Lung cancer is one of the leading causes of cancer deaths by almost 20,000 patients a year. Past studies have shown women are more likely than men to develop adenocarcinoma, a subtype of lung cancer. Women who have never smoked are also more likely to develop lung cancer than men who have never smoked.
Whether women are more susceptible than men to the cancer-causing effects of tobacco smoke is debatable. What is not debatable, is that lung cancer is a biologically different disease in women. Researchers say the increase in female smokers is only one cause of the rise in lung cancer , Genetic, metabolic and hormonal factors are all important to the way women react to carcinogens and lung cancer .
Researchers also say evidence suggests these differences are partly due to estrogen. Studies have shown an association between estrogen replacement therapy and adenocarcinoma. In addition, lung cancer cells have been found to have more estrogen receptors on their surface than normal lung cells.

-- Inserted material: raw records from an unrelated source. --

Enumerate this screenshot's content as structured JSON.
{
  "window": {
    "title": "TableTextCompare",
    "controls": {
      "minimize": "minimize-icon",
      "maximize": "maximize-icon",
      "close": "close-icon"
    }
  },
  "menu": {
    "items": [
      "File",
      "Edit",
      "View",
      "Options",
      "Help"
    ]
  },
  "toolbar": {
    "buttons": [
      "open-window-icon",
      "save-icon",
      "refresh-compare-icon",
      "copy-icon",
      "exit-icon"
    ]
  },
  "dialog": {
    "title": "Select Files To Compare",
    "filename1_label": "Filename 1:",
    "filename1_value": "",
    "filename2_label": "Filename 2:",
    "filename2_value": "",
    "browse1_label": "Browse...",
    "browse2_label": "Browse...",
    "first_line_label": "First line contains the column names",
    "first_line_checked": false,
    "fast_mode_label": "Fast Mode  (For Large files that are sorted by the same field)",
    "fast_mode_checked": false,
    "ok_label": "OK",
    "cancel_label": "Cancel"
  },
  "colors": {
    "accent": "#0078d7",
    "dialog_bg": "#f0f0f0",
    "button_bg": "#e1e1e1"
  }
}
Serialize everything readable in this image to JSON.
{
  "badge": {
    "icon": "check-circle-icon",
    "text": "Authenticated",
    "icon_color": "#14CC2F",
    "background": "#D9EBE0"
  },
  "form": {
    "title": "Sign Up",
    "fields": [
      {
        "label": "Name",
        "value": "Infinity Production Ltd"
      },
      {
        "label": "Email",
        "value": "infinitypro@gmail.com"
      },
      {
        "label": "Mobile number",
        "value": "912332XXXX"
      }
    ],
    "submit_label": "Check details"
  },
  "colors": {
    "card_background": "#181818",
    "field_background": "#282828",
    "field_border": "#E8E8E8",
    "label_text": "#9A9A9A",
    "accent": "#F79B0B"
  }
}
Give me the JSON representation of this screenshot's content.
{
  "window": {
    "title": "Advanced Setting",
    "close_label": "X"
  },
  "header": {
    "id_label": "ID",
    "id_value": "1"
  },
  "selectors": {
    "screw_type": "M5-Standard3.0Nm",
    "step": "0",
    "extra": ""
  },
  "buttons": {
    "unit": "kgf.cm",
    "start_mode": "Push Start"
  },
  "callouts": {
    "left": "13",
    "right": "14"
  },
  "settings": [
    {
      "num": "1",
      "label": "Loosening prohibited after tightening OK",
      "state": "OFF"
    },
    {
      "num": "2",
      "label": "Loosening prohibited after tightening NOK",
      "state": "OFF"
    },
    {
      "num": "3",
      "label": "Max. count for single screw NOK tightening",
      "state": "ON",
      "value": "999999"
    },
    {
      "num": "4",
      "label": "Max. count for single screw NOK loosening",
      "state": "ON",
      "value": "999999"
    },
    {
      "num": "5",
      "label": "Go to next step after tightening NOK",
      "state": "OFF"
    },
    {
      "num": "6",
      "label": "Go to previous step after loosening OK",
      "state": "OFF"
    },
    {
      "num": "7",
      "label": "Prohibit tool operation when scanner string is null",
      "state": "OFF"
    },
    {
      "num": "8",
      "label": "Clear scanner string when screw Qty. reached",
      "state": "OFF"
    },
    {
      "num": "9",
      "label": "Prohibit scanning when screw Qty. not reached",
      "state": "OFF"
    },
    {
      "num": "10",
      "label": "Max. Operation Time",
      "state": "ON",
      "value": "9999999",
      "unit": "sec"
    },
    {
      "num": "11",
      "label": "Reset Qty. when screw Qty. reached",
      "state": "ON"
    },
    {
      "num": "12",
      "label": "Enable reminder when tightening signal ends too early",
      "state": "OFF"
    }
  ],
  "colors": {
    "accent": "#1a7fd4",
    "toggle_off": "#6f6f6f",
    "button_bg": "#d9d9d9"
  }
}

Researchers say more emphasize and importance needs to be given , to prevent this situation from repeating in developing countries by implementing effective tobacco control measures.